The very first 3-D ocean models were multi-level, z-coordinate models applied to highly idealized oceans rectangular in shape and uniform in depth (Figure 2(a)). The real oceans have complicated geometry and large changes in bottom depth, ranging from a very few meters near the coast to a few kilometers in the deep basins. It is generally difficult to resolve the water column equally well and equally efficiently in both shallow and deep regions of a basin simultaneously. Since the number of vertical levels in an ocean model is constrained principally by economic considerations, either the deep or the near-surface regions have to be sacrificed. Thus for strong topographic variations, z-coordinate models are inherently disadvantageous. That is why, while rigid lid three-dimensional z-coordinate models have enjoyed wide-spread application to deep ocean basins, applications to shallow coastal regions or basins where shallow regions are not excluded are quite rare. Since turbulent mixing plays an important role in the circulation in the entire water column in shallow water, a better simulation of both the upper and bottom mixed layers is possible with a topographically conformal vertical coordinate system, the so-called sigma coordinate system (Figure 2(b)).
In a sigma-coordinate system, the number of vertical levels in the water column is the same everywhere in the domain irrespective of the depth of the water column. This is achieved by transformation of the governing equations from z-coordinate to sigma-coordinate in the vertical:
where , is the depth of the water column. Notice that unlike the z-coordinate system, where the layer thicknesses are uniform in the horizontal, it is the normalized thicknesses that are uniform in the sigma-coordinate system, while the layer thicknesses vary widely from grid point to grid point.

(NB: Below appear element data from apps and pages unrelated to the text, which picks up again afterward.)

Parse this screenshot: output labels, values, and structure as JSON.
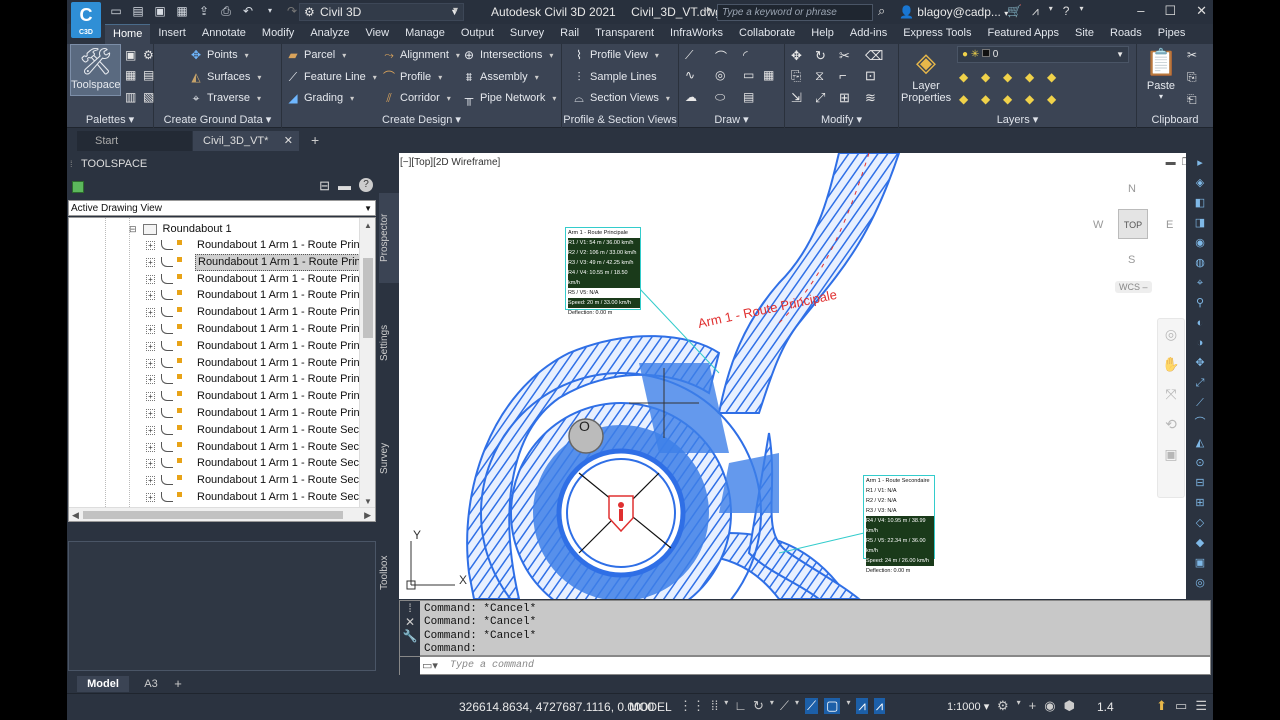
{
  "app": {
    "logo_text": "C",
    "logo_sub": "C3D",
    "workspace": "Civil 3D",
    "product": "Autodesk Civil 3D 2021",
    "filename": "Civil_3D_VT.dwg",
    "search_placeholder": "Type a keyword or phrase",
    "user": "blagoy@cadp..."
  },
  "menu_tabs": [
    "Home",
    "Insert",
    "Annotate",
    "Modify",
    "Analyze",
    "View",
    "Manage",
    "Output",
    "Survey",
    "Rail",
    "Transparent",
    "InfraWorks",
    "Collaborate",
    "Help",
    "Add-ins",
    "Express Tools",
    "Featured Apps",
    "Site",
    "Roads",
    "Pipes"
  ],
  "ribbon": {
    "palettes": {
      "title": "Palettes",
      "toolspace": "Toolspace"
    },
    "ground": {
      "title": "Create Ground Data",
      "points": "Points",
      "surfaces": "Surfaces",
      "traverse": "Traverse"
    },
    "design": {
      "title": "Create Design",
      "parcel": "Parcel",
      "feature_line": "Feature Line",
      "grading": "Grading",
      "alignment": "Alignment",
      "profile": "Profile",
      "corridor": "Corridor",
      "intersections": "Intersections",
      "assembly": "Assembly",
      "pipe_network": "Pipe Network"
    },
    "profile_section": {
      "title": "Profile & Section Views",
      "profile_view": "Profile View",
      "sample_lines": "Sample Lines",
      "section_views": "Section Views"
    },
    "draw": {
      "title": "Draw"
    },
    "modify": {
      "title": "Modify"
    },
    "layers": {
      "title": "Layers",
      "layer_properties_1": "Layer",
      "layer_properties_2": "Properties",
      "current_layer": "0"
    },
    "clipboard": {
      "title": "Clipboard",
      "paste": "Paste"
    }
  },
  "doc_tabs": {
    "start": "Start",
    "drawing": "Civil_3D_VT*"
  },
  "toolspace": {
    "title": "TOOLSPACE",
    "view_select": "Active Drawing View",
    "tree_root": "Roundabout 1",
    "items": [
      "Roundabout 1 Arm 1 - Route Princ...",
      "Roundabout 1 Arm 1 - Route Princ...",
      "Roundabout 1 Arm 1 - Route Princ...",
      "Roundabout 1 Arm 1 - Route Princ...",
      "Roundabout 1 Arm 1 - Route Princ...",
      "Roundabout 1 Arm 1 - Route Princ...",
      "Roundabout 1 Arm 1 - Route Princ...",
      "Roundabout 1 Arm 1 - Route Princ...",
      "Roundabout 1 Arm 1 - Route Princ...",
      "Roundabout 1 Arm 1 - Route Princ...",
      "Roundabout 1 Arm 1 - Route Princ...",
      "Roundabout 1 Arm 1 - Route Seco...",
      "Roundabout 1 Arm 1 - Route Seco...",
      "Roundabout 1 Arm 1 - Route Seco...",
      "Roundabout 1 Arm 1 - Route Seco...",
      "Roundabout 1 Arm 1 - Route Seco...",
      "Roundabout 1 Arm 1 - Route Seco..."
    ],
    "vertical_tabs": [
      "Prospector",
      "Settings",
      "Survey",
      "Toolbox"
    ]
  },
  "viewport": {
    "label": "[−][Top][2D Wireframe]",
    "cube_top": "TOP",
    "n": "N",
    "s": "S",
    "e": "E",
    "w": "W",
    "wcs": "WCS –",
    "ucs_x": "X",
    "ucs_y": "Y",
    "table1_title": "Arm 1 - Route Principale",
    "table1_rows": [
      "R1 / V1: 54 m / 36.00 km/h",
      "R2 / V2: 106 m / 33.00 km/h",
      "R3 / V3: 49 m / 42.25 km/h",
      "R4 / V4: 10.55 m / 18.50 km/h",
      "R5 / V5: N/A",
      "Speed: 20 m / 33.00 km/h",
      "Deflection: 0.00 m"
    ],
    "table2_title": "Arm 1 - Route Secondaire",
    "table2_rows": [
      "R1 / V1: N/A",
      "R2 / V2: N/A",
      "R3 / V3: N/A",
      "R4 / V4: 10.95 m / 38.99 km/h",
      "R5 / V5: 22.34 m / 36.00 km/h",
      "Speed: 24 m / 26.00 km/h",
      "Deflection: 0.00 m"
    ],
    "arm_label": "Arm 1 - Route Principale",
    "colors": {
      "road": "#2f6fe6",
      "fill": "#3d7fe8",
      "annotation": "#e03030",
      "label_box": "#33cccc"
    }
  },
  "command": {
    "history": [
      "Command: *Cancel*",
      "Command: *Cancel*",
      "Command: *Cancel*",
      "Command:"
    ],
    "placeholder": "Type a command"
  },
  "layout_tabs": {
    "model": "Model",
    "a3": "A3",
    "plus": "+"
  },
  "status": {
    "coords": "326614.8634, 4727687.1116, 0.0000",
    "model": "MODEL",
    "scale": "1:1000",
    "annotation_scale": "1.4"
  }
}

Also no grid point is wasted in the vertical, unlike the z-coordinate model, where high resolution in deeper regions of an ocean basin means inevitable loss of those grid points in shallower regions. Besides, the sigma coordinate enables the bottom (benthic) boundary layer to be better resolved everywhere in the domain. It is easy to see that adequate resolution of the benthic layer everywhere in the domain can be achieved in z-coordinates only with the use of a prohibitively large number of levels in the vertical.